This week’s video is great for those of you looking to start your freelance writing business or if you’re an established freelancer writer looking for new sources of leads. I share three of my favorite spots for landing high-value jobs and tips on how to make the most of these. As a bonus, here is a link to a free resource I created listing 12 Hot Spots for Freelance Writers to Find Paid Writing Gigs. Good luck!


Hello, current freelance writers and those hoping to jump into the field!

I want to talk to you today about some of my favorite places to find paid writing gigs. That’s right; places where you can actually make money as a freelance writer. And if you check the description below, there’s some information about a great freebie I have for 12 places where you can find paid writing work online that you can fit into your schedule whenever you want. That means if you are a student, a stay-at-home parent, or someone with fulltime job, you can make this career work around your schedule and work for you. That’s exactly what I did launching my career as a freelance writer, and it was an amazingly powerful way to build a side business all the way to the point where I didn’t need my day job anymore.

Upwork – A great tool for networking

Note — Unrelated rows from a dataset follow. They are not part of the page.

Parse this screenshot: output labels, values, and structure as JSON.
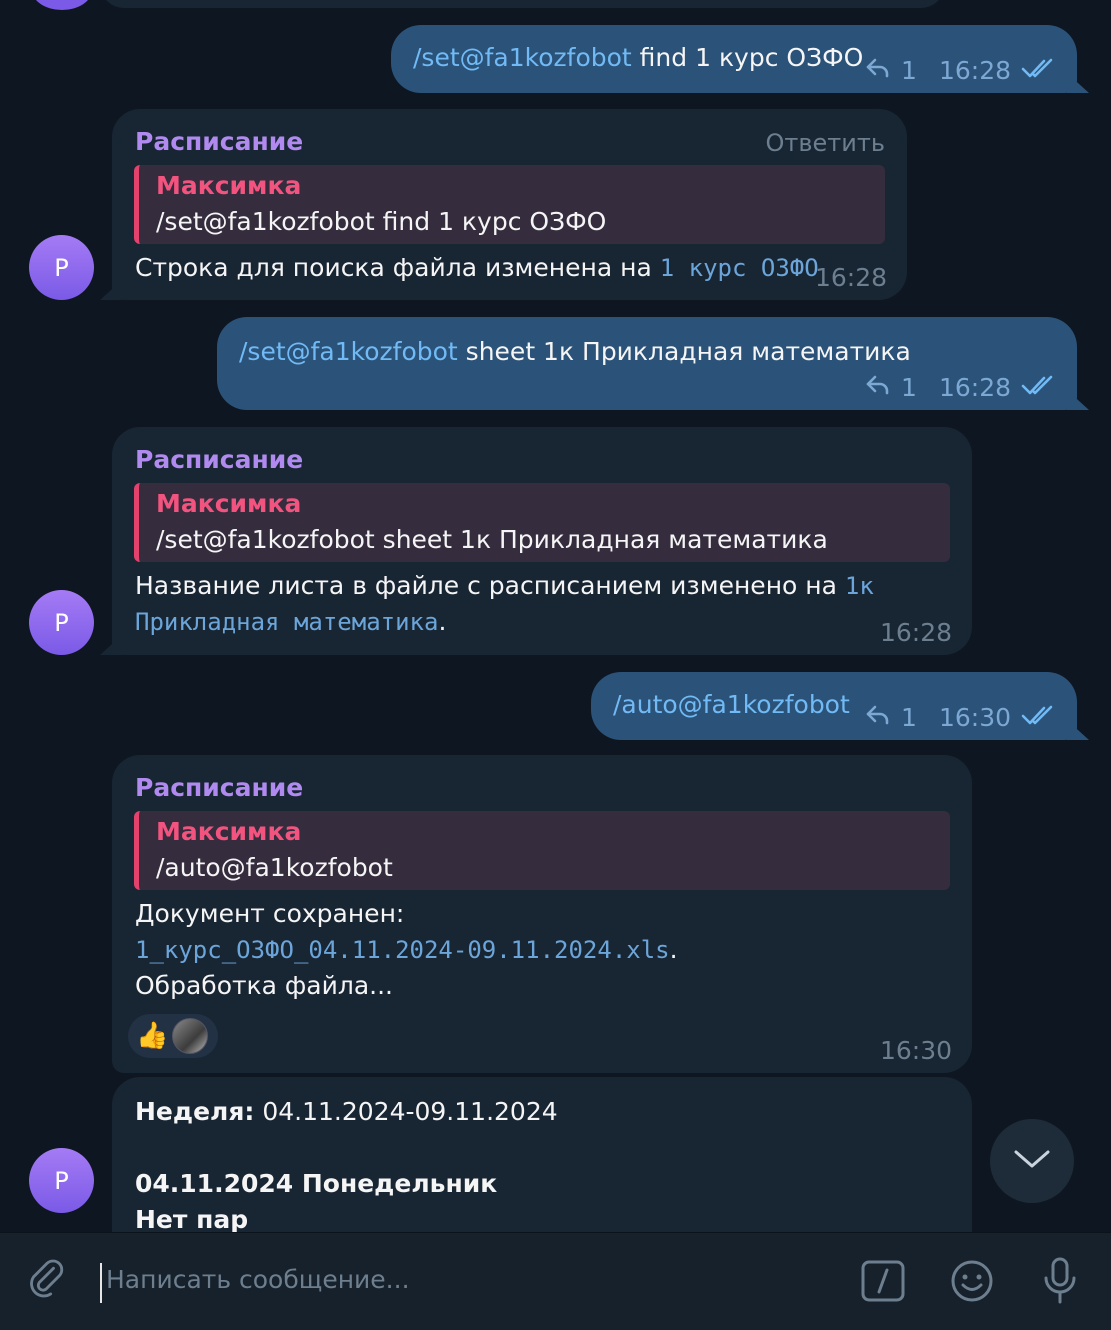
{
  "messages": {
    "out1": {
      "cmd": "/set@fa1kozfobot",
      "rest": " find 1 курс ОЗФО",
      "replies": "1",
      "time": "16:28"
    },
    "in1": {
      "sender": "Расписание",
      "reply_action": "Ответить",
      "quote_name": "Максимка",
      "quote_text": "/set@fa1kozfobot find 1 курс ОЗФО",
      "text": "Строка для поиска файла изменена на ",
      "code": "1 курс ОЗФО",
      "time": "16:28"
    },
    "out2": {
      "cmd": "/set@fa1kozfobot",
      "rest": " sheet 1к Прикладная математика",
      "replies": "1",
      "time": "16:28"
    },
    "in2": {
      "sender": "Расписание",
      "quote_name": "Максимка",
      "quote_text": "/set@fa1kozfobot sheet 1к Прикладная математика",
      "text": "Название листа в файле с расписанием изменено на ",
      "code1": "1к",
      "code2": "Прикладная математика",
      "tail": ".",
      "time": "16:28"
    },
    "out3": {
      "cmd": "/auto@fa1kozfobot",
      "replies": "1",
      "time": "16:30"
    },
    "in3": {
      "sender": "Расписание",
      "quote_name": "Максимка",
      "quote_text": "/auto@fa1kozfobot",
      "line1": "Документ сохранен:",
      "file": "1_курс_ОЗФО_04.11.2024-09.11.2024.xls",
      "file_tail": ".",
      "line3": "Обработка файла...",
      "reaction_emoji": "👍",
      "time": "16:30"
    },
    "in4": {
      "week_label": "Неделя:",
      "week_value": " 04.11.2024-09.11.2024",
      "day": "04.11.2024 Понедельник",
      "no_lessons": "Нет пар"
    }
  },
  "avatar_letter": "P",
  "composer": {
    "placeholder": "Написать сообщение..."
  },
  "icons": {
    "attach": "paperclip-icon",
    "commands": "slash-command-icon",
    "emoji": "smile-icon",
    "voice": "microphone-icon",
    "scroll": "chevron-down-icon",
    "reply": "reply-arrow-icon",
    "read": "double-check-icon"
  },
  "colors": {
    "background": "#0e1621",
    "outgoing": "#2b5278",
    "incoming": "#182533",
    "sender": "#b18af0",
    "quote_name": "#f2537f",
    "link": "#71baf5"
  }
}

Let’s talk about my three favorite places to find paid writing work. My favorite place, and I’m always going to recommend it as long as it’s a great source of leads, is Upwork. I’ve said it before and I’ll say it again – you say the word “Upwork,” and you get some very controversial responses in the freelance writing community. People assume that there are only low paying jobs there, and honestly, the more people who think that, the easier it is for us writers who are using the platform successfully, because the competition drops off immediately.

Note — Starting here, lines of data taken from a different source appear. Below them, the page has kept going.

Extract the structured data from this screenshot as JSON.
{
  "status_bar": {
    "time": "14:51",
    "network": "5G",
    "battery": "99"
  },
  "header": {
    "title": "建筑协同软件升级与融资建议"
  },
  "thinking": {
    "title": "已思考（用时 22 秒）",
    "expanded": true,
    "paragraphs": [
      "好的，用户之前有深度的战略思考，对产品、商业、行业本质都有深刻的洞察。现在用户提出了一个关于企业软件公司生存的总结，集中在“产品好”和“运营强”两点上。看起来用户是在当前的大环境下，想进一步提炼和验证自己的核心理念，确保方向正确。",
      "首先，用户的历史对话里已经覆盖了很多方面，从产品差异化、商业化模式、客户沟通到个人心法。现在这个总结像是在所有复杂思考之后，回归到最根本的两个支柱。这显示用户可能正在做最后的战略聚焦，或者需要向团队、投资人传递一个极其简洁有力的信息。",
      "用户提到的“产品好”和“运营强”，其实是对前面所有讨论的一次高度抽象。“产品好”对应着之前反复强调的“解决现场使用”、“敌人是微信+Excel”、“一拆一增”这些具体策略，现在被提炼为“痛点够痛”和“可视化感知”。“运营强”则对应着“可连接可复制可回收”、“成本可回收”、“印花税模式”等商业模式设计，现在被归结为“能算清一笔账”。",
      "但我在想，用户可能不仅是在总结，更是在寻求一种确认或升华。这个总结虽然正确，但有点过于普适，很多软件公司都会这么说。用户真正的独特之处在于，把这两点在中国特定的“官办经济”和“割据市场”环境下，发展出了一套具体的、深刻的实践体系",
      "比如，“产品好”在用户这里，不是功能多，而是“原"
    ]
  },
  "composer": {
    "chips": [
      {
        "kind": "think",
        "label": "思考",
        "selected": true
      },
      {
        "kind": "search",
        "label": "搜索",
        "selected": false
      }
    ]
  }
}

There are some really well-paid contracts on Upwork. I’ve landed $25,000, $50,000, and other projects on Upwork, including $2000-$4000 monthly retainers from Upwork alone. That’s more than $300,000 in business in the last couple of years alone that I never would have gotten if Upwork didn’t give me the opportunity to connect with those leads. You have to ask yourself whether it’s worth it for you. I have a lot of great materials on my blog about how to use Upwork, and you can gain access to my free report on my top tips for landing business on Upwork below. I also have a course all about killing it on Upwork and really making a living through it and using it as your primary pipeline for freelance writing leads.

Ask Your clients for referrals

My second favorite place to find freelance writing jobs is by asking for referrals from your current clients. If you’re brand new to the game, you might not have referrals yet. However, you might know people who need content and are already familiar with you personally and therefore more likely to work with you directly. Local businesses, nonprofit organizations, or entrepreneurs that you already know are a great way for you to get your foot in the door. That’s similar to a referral, even though you don’t have an existing database of clients.

Join Facebook Groups to find potential clients

My third favorite place to find freelance writing gigs these days is in Facebook groups. Hang out in Facebook groups where entrepreneurs or your ideal clients are spending time regularly. You will see the opportunity to build a relationship with them and take it from just a digital connection to a phone call or a Skype chat where you can talk more about the services that you offer. Many different freelance jobs are posted directly in some of these Facebook groups as well, and I can strongly recommend Kerry Smith Nicholson’s Careful Sense Club on Facebook. You’ll also see collaboration threads in the Online Business BFFs Group with Melyssa Griffin, and you can check out some similar groups as well. When you join these groups, you’ll see other groups pop up on the side. Freelance writer groups and copywriting job boards exist all over freelance sites. So take a look at those, see if they’re a great opportunity for you to get your foot in the door, and start building a relationship.

In the beginning of your freelance writing career, having conversations with people and seeing the demand in your specific industry can help point you in the right direction when crafting your own pitch and generating packages for your future clients.